## Your instructions
Word for word, copy all of the entries.

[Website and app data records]
.....

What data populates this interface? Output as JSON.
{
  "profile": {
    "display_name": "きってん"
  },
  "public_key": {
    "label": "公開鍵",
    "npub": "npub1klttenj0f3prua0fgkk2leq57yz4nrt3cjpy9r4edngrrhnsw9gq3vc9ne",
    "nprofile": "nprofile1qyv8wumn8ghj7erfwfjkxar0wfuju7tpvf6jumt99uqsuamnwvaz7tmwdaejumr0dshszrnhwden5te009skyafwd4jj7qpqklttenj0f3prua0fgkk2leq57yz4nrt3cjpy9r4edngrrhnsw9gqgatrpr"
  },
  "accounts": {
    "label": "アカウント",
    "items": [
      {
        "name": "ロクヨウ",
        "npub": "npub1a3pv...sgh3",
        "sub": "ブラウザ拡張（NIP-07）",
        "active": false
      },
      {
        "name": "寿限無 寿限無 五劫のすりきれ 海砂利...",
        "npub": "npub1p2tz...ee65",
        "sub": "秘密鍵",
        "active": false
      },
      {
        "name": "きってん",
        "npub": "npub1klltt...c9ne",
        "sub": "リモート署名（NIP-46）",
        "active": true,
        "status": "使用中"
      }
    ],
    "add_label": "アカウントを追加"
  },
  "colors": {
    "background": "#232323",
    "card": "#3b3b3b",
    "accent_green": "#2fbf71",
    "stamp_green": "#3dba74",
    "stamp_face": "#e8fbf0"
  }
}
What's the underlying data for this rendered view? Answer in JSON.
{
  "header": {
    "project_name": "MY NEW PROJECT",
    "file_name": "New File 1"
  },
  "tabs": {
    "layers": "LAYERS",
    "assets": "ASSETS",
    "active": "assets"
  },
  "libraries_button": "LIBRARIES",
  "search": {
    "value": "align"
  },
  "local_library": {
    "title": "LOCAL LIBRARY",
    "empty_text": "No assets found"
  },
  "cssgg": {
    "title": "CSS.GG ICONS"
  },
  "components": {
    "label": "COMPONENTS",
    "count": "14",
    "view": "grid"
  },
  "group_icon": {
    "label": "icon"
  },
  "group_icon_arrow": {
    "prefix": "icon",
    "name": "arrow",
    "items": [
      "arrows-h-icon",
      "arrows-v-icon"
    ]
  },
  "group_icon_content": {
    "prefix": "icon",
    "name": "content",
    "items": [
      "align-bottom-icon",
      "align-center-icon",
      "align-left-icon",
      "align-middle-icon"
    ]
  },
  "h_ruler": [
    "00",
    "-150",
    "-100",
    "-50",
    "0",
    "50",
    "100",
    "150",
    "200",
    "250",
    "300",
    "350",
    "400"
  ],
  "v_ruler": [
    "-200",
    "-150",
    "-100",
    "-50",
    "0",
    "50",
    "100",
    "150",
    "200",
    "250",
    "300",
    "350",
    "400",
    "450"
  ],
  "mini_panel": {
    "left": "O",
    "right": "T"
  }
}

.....

## Finished exercise
What data populates this interface? Output as JSON.
{
  "profile": {
    "display_name": "きってん"
  },
  "public_key": {
    "label": "公開鍵",
    "npub": "npub1klttenj0f3prua0fgkk2leq57yz4nrt3cjpy9r4edngrrhnsw9gq3vc9ne",
    "nprofile": "nprofile1qyv8wumn8ghj7erfwfjkxar0wfuju7tpvf6jumt99uqsuamnwvaz7tmwdaejumr0dshszrnhwden5te009skyafwd4jj7qpqklttenj0f3prua0fgkk2leq57yz4nrt3cjpy9r4edngrrhnsw9gqgatrpr"
  },
  "accounts": {
    "label": "アカウント",
    "items": [
      {
        "name": "ロクヨウ",
        "npub": "npub1a3pv...sgh3",
        "sub": "ブラウザ拡張（NIP-07）",
        "active": false
      },
      {
        "name": "寿限無 寿限無 五劫のすりきれ 海砂利...",
        "npub": "npub1p2tz...ee65",
        "sub": "秘密鍵",
        "active": false
      },
      {
        "name": "きってん",
        "npub": "npub1klltt...c9ne",
        "sub": "リモート署名（NIP-46）",
        "active": true,
        "status": "使用中"
      }
    ],
    "add_label": "アカウントを追加"
  },
  "colors": {
    "background": "#232323",
    "card": "#3b3b3b",
    "accent_green": "#2fbf71",
    "stamp_green": "#3dba74",
    "stamp_face": "#e8fbf0"
  }
}
What's the underlying data for this rendered view? Answer in JSON.
{
  "header": {
    "project_name": "MY NEW PROJECT",
    "file_name": "New File 1"
  },
  "tabs": {
    "layers": "LAYERS",
    "assets": "ASSETS",
    "active": "assets"
  },
  "libraries_button": "LIBRARIES",
  "search": {
    "value": "align"
  },
  "local_library": {
    "title": "LOCAL LIBRARY",
    "empty_text": "No assets found"
  },
  "cssgg": {
    "title": "CSS.GG ICONS"
  },
  "components": {
    "label": "COMPONENTS",
    "count": "14",
    "view": "grid"
  },
  "group_icon": {
    "label": "icon"
  },
  "group_icon_arrow": {
    "prefix": "icon",
    "name": "arrow",
    "items": [
      "arrows-h-icon",
      "arrows-v-icon"
    ]
  },
  "group_icon_content": {
    "prefix": "icon",
    "name": "content",
    "items": [
      "align-bottom-icon",
      "align-center-icon",
      "align-left-icon",
      "align-middle-icon"
    ]
  },
  "h_ruler": [
    "00",
    "-150",
    "-100",
    "-50",
    "0",
    "50",
    "100",
    "150",
    "200",
    "250",
    "300",
    "350",
    "400"
  ],
  "v_ruler": [
    "-200",
    "-150",
    "-100",
    "-50",
    "0",
    "50",
    "100",
    "150",
    "200",
    "250",
    "300",
    "350",
    "400",
    "450"
  ],
  "mini_panel": {
    "left": "O",
    "right": "T"
  }
}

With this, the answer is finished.